Interface dataset entries:
******************************

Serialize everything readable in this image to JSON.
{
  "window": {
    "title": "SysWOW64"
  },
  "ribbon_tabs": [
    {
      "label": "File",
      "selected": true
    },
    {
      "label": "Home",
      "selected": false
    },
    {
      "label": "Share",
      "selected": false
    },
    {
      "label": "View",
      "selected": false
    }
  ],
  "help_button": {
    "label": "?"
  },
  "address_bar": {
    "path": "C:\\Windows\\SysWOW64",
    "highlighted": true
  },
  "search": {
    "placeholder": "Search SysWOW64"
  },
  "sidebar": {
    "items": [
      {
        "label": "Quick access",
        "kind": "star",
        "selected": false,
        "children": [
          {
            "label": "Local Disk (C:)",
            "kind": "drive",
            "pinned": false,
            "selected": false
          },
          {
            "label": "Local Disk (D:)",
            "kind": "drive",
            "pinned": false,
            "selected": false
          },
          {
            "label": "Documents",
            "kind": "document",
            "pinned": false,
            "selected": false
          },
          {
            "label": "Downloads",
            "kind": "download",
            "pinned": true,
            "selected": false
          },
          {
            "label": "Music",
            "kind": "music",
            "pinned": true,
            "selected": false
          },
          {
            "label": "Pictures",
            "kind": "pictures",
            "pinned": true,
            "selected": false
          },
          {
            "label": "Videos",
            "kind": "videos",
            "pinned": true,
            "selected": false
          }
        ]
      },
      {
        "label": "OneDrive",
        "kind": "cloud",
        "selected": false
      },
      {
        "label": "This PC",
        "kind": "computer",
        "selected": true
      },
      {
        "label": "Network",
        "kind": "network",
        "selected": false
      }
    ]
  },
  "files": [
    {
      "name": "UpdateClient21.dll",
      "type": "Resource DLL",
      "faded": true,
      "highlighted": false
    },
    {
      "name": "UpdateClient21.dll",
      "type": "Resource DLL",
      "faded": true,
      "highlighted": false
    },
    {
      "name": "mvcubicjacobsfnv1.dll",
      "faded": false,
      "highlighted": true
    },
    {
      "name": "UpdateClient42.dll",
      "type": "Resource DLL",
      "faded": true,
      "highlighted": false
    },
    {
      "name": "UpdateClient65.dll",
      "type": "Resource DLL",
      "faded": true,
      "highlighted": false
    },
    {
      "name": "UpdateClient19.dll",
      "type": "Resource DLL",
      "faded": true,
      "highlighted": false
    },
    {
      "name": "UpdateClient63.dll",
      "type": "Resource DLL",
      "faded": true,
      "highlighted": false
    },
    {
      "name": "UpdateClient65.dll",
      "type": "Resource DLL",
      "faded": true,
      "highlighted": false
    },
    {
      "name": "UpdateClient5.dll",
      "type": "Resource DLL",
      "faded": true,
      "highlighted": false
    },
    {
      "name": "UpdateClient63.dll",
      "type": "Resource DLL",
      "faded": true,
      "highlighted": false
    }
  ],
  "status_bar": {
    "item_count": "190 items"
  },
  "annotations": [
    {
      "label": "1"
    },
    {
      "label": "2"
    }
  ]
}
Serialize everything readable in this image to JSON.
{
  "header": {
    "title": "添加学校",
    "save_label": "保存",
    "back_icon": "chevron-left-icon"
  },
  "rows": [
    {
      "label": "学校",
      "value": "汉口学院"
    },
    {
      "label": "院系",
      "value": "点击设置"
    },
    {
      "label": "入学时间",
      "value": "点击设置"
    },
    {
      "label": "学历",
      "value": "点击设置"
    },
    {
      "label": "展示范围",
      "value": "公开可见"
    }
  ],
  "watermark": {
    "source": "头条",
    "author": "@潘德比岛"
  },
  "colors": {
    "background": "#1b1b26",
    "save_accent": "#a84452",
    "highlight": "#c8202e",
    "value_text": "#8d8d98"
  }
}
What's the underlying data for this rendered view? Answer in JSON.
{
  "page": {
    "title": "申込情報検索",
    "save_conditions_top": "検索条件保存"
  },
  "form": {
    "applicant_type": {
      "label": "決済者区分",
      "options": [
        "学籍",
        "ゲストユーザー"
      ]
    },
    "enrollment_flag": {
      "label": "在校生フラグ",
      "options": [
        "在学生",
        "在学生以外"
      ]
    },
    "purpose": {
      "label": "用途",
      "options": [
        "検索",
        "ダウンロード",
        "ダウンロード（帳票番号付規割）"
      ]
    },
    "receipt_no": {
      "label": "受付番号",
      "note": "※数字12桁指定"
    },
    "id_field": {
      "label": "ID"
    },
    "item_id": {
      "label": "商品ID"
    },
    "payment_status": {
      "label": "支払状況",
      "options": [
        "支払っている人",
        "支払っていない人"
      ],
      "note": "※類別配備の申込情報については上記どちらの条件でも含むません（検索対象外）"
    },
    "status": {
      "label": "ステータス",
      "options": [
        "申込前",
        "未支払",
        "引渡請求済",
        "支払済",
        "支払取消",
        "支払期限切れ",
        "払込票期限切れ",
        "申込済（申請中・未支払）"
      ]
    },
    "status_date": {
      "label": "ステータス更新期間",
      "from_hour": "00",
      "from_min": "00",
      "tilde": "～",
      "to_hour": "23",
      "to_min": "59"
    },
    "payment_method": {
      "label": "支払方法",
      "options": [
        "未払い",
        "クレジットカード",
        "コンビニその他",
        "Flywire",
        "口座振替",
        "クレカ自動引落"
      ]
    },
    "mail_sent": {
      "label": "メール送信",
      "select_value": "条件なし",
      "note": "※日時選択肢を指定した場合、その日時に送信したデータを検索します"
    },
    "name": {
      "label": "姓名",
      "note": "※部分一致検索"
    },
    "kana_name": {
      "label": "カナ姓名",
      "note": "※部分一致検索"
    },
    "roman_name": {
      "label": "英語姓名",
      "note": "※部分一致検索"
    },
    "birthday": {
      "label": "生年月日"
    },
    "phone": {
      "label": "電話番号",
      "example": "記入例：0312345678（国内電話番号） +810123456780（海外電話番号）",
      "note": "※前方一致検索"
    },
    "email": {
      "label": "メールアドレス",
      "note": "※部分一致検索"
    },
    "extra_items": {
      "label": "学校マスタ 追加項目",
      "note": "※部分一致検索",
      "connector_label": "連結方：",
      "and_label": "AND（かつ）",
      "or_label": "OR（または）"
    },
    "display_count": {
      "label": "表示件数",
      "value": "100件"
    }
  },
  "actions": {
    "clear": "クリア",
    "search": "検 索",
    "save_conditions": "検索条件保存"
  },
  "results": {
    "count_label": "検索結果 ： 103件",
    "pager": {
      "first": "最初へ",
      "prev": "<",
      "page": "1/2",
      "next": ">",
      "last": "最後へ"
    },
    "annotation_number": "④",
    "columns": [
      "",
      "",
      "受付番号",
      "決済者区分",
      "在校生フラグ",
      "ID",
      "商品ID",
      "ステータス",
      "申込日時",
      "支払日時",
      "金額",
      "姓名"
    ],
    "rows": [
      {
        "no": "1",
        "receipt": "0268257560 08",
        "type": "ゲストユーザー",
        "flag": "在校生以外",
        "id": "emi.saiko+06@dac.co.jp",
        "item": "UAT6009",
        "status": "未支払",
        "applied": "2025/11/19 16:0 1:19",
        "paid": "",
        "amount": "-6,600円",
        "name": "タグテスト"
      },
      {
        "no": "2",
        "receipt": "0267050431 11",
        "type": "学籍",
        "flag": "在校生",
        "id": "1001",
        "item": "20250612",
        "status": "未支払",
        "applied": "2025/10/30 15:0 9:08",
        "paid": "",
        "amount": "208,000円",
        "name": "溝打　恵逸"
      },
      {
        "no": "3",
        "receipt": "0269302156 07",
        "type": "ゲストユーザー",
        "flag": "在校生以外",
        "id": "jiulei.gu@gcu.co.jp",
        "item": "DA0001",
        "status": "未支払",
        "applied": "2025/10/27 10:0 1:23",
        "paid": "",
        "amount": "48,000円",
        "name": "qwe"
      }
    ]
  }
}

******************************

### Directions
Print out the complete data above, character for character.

### Answer for this exercise
Serialize everything readable in this image to JSON.
{
  "window": {
    "title": "SysWOW64"
  },
  "ribbon_tabs": [
    {
      "label": "File",
      "selected": true
    },
    {
      "label": "Home",
      "selected": false
    },
    {
      "label": "Share",
      "selected": false
    },
    {
      "label": "View",
      "selected": false
    }
  ],
  "help_button": {
    "label": "?"
  },
  "address_bar": {
    "path": "C:\\Windows\\SysWOW64",
    "highlighted": true
  },
  "search": {
    "placeholder": "Search SysWOW64"
  },
  "sidebar": {
    "items": [
      {
        "label": "Quick access",
        "kind": "star",
        "selected": false,
        "children": [
          {
            "label": "Local Disk (C:)",
            "kind": "drive",
            "pinned": false,
            "selected": false
          },
          {
            "label": "Local Disk (D:)",
            "kind": "drive",
            "pinned": false,
            "selected": false
          },
          {
            "label": "Documents",
            "kind": "document",
            "pinned": false,
            "selected": false
          },
          {
            "label": "Downloads",
            "kind": "download",
            "pinned": true,
            "selected": false
          },
          {
            "label": "Music",
            "kind": "music",
            "pinned": true,
            "selected": false
          },
          {
            "label": "Pictures",
            "kind": "pictures",
            "pinned": true,
            "selected": false
          },
          {
            "label": "Videos",
            "kind": "videos",
            "pinned": true,
            "selected": false
          }
        ]
      },
      {
        "label": "OneDrive",
        "kind": "cloud",
        "selected": false
      },
      {
        "label": "This PC",
        "kind": "computer",
        "selected": true
      },
      {
        "label": "Network",
        "kind": "network",
        "selected": false
      }
    ]
  },
  "files": [
    {
      "name": "UpdateClient21.dll",
      "type": "Resource DLL",
      "faded": true,
      "highlighted": false
    },
    {
      "name": "UpdateClient21.dll",
      "type": "Resource DLL",
      "faded": true,
      "highlighted": false
    },
    {
      "name": "mvcubicjacobsfnv1.dll",
      "faded": false,
      "highlighted": true
    },
    {
      "name": "UpdateClient42.dll",
      "type": "Resource DLL",
      "faded": true,
      "highlighted": false
    },
    {
      "name": "UpdateClient65.dll",
      "type": "Resource DLL",
      "faded": true,
      "highlighted": false
    },
    {
      "name": "UpdateClient19.dll",
      "type": "Resource DLL",
      "faded": true,
      "highlighted": false
    },
    {
      "name": "UpdateClient63.dll",
      "type": "Resource DLL",
      "faded": true,
      "highlighted": false
    },
    {
      "name": "UpdateClient65.dll",
      "type": "Resource DLL",
      "faded": true,
      "highlighted": false
    },
    {
      "name": "UpdateClient5.dll",
      "type": "Resource DLL",
      "faded": true,
      "highlighted": false
    },
    {
      "name": "UpdateClient63.dll",
      "type": "Resource DLL",
      "faded": true,
      "highlighted": false
    }
  ],
  "status_bar": {
    "item_count": "190 items"
  },
  "annotations": [
    {
      "label": "1"
    },
    {
      "label": "2"
    }
  ]
}
Serialize everything readable in this image to JSON.
{
  "header": {
    "title": "添加学校",
    "save_label": "保存",
    "back_icon": "chevron-left-icon"
  },
  "rows": [
    {
      "label": "学校",
      "value": "汉口学院"
    },
    {
      "label": "院系",
      "value": "点击设置"
    },
    {
      "label": "入学时间",
      "value": "点击设置"
    },
    {
      "label": "学历",
      "value": "点击设置"
    },
    {
      "label": "展示范围",
      "value": "公开可见"
    }
  ],
  "watermark": {
    "source": "头条",
    "author": "@潘德比岛"
  },
  "colors": {
    "background": "#1b1b26",
    "save_accent": "#a84452",
    "highlight": "#c8202e",
    "value_text": "#8d8d98"
  }
}
What's the underlying data for this rendered view? Answer in JSON.
{
  "page": {
    "title": "申込情報検索",
    "save_conditions_top": "検索条件保存"
  },
  "form": {
    "applicant_type": {
      "label": "決済者区分",
      "options": [
        "学籍",
        "ゲストユーザー"
      ]
    },
    "enrollment_flag": {
      "label": "在校生フラグ",
      "options": [
        "在学生",
        "在学生以外"
      ]
    },
    "purpose": {
      "label": "用途",
      "options": [
        "検索",
        "ダウンロード",
        "ダウンロード（帳票番号付規割）"
      ]
    },
    "receipt_no": {
      "label": "受付番号",
      "note": "※数字12桁指定"
    },
    "id_field": {
      "label": "ID"
    },
    "item_id": {
      "label": "商品ID"
    },
    "payment_status": {
      "label": "支払状況",
      "options": [
        "支払っている人",
        "支払っていない人"
      ],
      "note": "※類別配備の申込情報については上記どちらの条件でも含むません（検索対象外）"
    },
    "status": {
      "label": "ステータス",
      "options": [
        "申込前",
        "未支払",
        "引渡請求済",
        "支払済",
        "支払取消",
        "支払期限切れ",
        "払込票期限切れ",
        "申込済（申請中・未支払）"
      ]
    },
    "status_date": {
      "label": "ステータス更新期間",
      "from_hour": "00",
      "from_min": "00",
      "tilde": "～",
      "to_hour": "23",
      "to_min": "59"
    },
    "payment_method": {
      "label": "支払方法",
      "options": [
        "未払い",
        "クレジットカード",
        "コンビニその他",
        "Flywire",
        "口座振替",
        "クレカ自動引落"
      ]
    },
    "mail_sent": {
      "label": "メール送信",
      "select_value": "条件なし",
      "note": "※日時選択肢を指定した場合、その日時に送信したデータを検索します"
    },
    "name": {
      "label": "姓名",
      "note": "※部分一致検索"
    },
    "kana_name": {
      "label": "カナ姓名",
      "note": "※部分一致検索"
    },
    "roman_name": {
      "label": "英語姓名",
      "note": "※部分一致検索"
    },
    "birthday": {
      "label": "生年月日"
    },
    "phone": {
      "label": "電話番号",
      "example": "記入例：0312345678（国内電話番号） +810123456780（海外電話番号）",
      "note": "※前方一致検索"
    },
    "email": {
      "label": "メールアドレス",
      "note": "※部分一致検索"
    },
    "extra_items": {
      "label": "学校マスタ 追加項目",
      "note": "※部分一致検索",
      "connector_label": "連結方：",
      "and_label": "AND（かつ）",
      "or_label": "OR（または）"
    },
    "display_count": {
      "label": "表示件数",
      "value": "100件"
    }
  },
  "actions": {
    "clear": "クリア",
    "search": "検 索",
    "save_conditions": "検索条件保存"
  },
  "results": {
    "count_label": "検索結果 ： 103件",
    "pager": {
      "first": "最初へ",
      "prev": "<",
      "page": "1/2",
      "next": ">",
      "last": "最後へ"
    },
    "annotation_number": "④",
    "columns": [
      "",
      "",
      "受付番号",
      "決済者区分",
      "在校生フラグ",
      "ID",
      "商品ID",
      "ステータス",
      "申込日時",
      "支払日時",
      "金額",
      "姓名"
    ],
    "rows": [
      {
        "no": "1",
        "receipt": "0268257560 08",
        "type": "ゲストユーザー",
        "flag": "在校生以外",
        "id": "emi.saiko+06@dac.co.jp",
        "item": "UAT6009",
        "status": "未支払",
        "applied": "2025/11/19 16:0 1:19",
        "paid": "",
        "amount": "-6,600円",
        "name": "タグテスト"
      },
      {
        "no": "2",
        "receipt": "0267050431 11",
        "type": "学籍",
        "flag": "在校生",
        "id": "1001",
        "item": "20250612",
        "status": "未支払",
        "applied": "2025/10/30 15:0 9:08",
        "paid": "",
        "amount": "208,000円",
        "name": "溝打　恵逸"
      },
      {
        "no": "3",
        "receipt": "0269302156 07",
        "type": "ゲストユーザー",
        "flag": "在校生以外",
        "id": "jiulei.gu@gcu.co.jp",
        "item": "DA0001",
        "status": "未支払",
        "applied": "2025/10/27 10:0 1:23",
        "paid": "",
        "amount": "48,000円",
        "name": "qwe"
      }
    ]
  }
}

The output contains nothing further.